Study material Block Start

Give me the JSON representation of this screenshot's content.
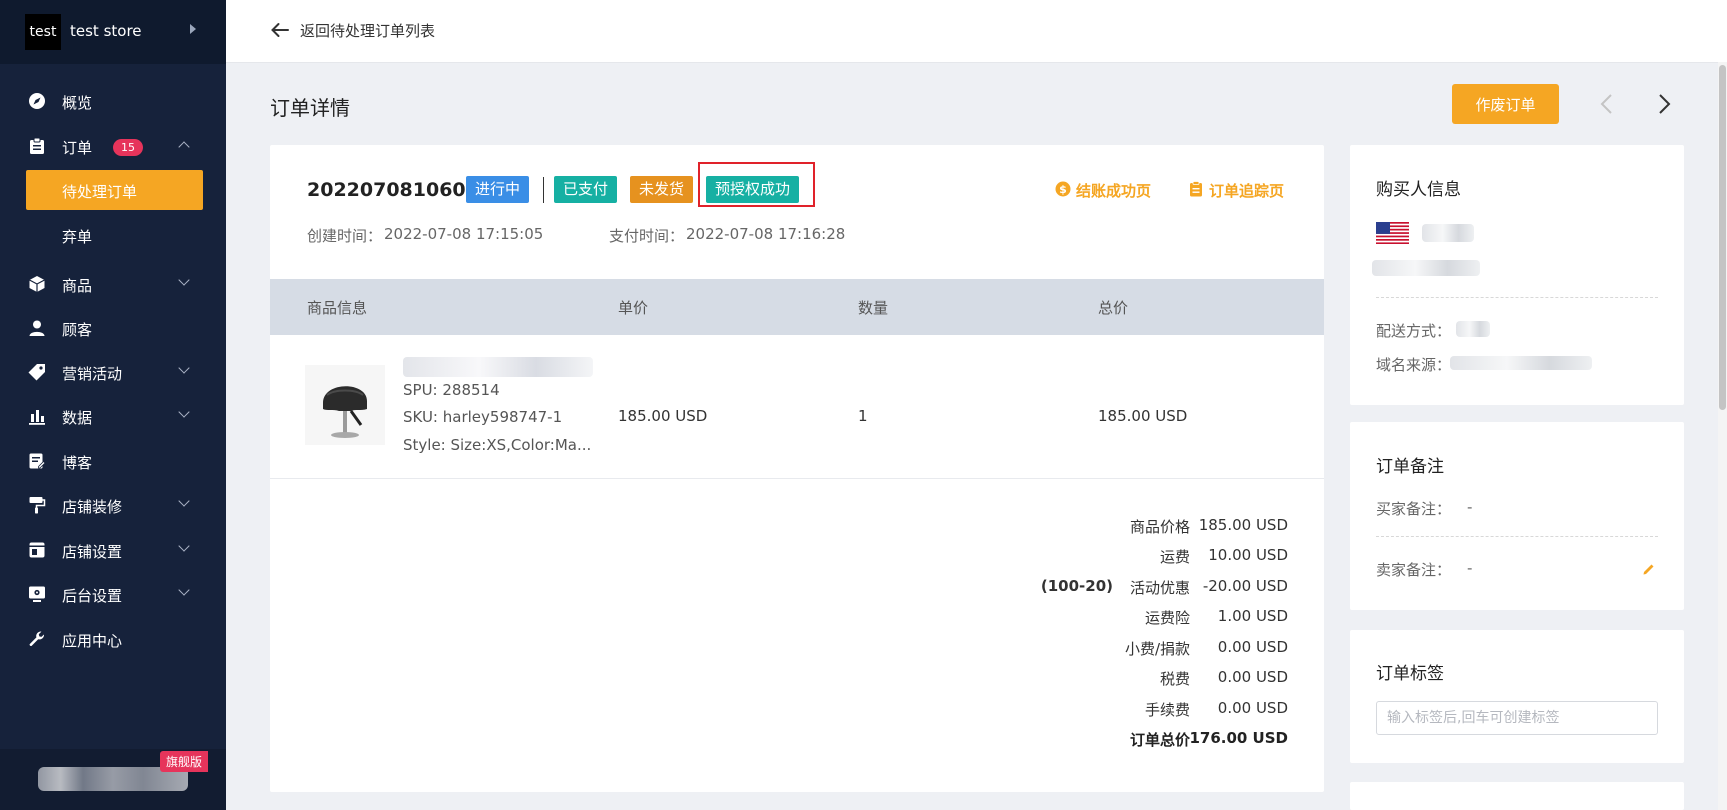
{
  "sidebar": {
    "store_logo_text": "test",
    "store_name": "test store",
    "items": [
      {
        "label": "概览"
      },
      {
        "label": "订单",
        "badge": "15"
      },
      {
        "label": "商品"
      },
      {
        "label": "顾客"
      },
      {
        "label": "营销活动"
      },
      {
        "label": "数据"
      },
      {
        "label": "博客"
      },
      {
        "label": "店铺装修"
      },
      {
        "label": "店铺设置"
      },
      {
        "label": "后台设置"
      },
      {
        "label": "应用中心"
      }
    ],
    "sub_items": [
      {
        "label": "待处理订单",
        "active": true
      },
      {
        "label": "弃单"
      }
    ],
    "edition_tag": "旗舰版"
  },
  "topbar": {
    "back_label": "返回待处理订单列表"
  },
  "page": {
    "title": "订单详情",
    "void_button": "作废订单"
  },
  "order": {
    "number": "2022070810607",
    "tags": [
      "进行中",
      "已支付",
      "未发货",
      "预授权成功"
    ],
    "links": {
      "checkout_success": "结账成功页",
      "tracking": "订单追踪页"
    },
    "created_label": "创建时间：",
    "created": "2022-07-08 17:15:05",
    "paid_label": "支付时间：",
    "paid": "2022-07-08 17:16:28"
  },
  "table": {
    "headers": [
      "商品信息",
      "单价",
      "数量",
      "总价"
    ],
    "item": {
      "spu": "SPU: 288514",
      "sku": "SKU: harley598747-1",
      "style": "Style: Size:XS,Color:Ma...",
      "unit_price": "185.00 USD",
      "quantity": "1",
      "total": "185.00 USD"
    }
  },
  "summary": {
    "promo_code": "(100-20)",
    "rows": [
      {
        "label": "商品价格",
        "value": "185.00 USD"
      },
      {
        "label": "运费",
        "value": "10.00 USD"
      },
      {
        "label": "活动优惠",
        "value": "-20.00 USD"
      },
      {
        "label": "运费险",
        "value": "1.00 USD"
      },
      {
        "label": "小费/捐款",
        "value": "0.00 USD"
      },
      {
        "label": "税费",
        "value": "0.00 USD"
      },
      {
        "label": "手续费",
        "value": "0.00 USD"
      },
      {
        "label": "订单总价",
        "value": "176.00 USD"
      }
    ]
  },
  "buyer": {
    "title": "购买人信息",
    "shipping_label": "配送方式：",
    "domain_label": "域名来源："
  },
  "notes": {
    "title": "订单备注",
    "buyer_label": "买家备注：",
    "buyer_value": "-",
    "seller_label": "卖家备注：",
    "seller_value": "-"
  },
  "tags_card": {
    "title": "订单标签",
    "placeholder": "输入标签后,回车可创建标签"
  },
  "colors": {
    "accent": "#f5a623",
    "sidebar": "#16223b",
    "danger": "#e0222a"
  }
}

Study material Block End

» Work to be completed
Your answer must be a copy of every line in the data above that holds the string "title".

» Answer to this problem
    "title": "订单详情",
    "title": "购买人信息",
    "title": "订单备注",
    "title": "订单标签",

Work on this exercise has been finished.